**Activity:**
Repeat, word for word, each of the records shown below, without their pictures.

**Given records:**
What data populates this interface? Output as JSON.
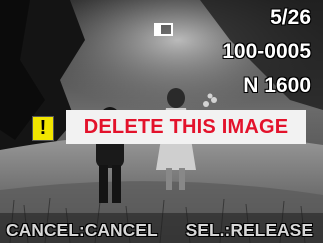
{
  "status": {
    "image_counter": "5/26",
    "folder_file": "100-0005",
    "quality": "N 1600",
    "frame_icon": "single-frame-icon"
  },
  "dialog": {
    "icon": "exclamation-icon",
    "icon_glyph": "!",
    "message": "DELETE THIS IMAGE",
    "message_color": "#e3122b",
    "icon_color": "#f2e600"
  },
  "softkeys": {
    "left": "CANCEL:CANCEL",
    "right": "SEL.:RELEASE"
  }
}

**Completed task:**
What data populates this interface? Output as JSON.
{
  "status": {
    "image_counter": "5/26",
    "folder_file": "100-0005",
    "quality": "N 1600",
    "frame_icon": "single-frame-icon"
  },
  "dialog": {
    "icon": "exclamation-icon",
    "icon_glyph": "!",
    "message": "DELETE THIS IMAGE",
    "message_color": "#e3122b",
    "icon_color": "#f2e600"
  },
  "softkeys": {
    "left": "CANCEL:CANCEL",
    "right": "SEL.:RELEASE"
  }
}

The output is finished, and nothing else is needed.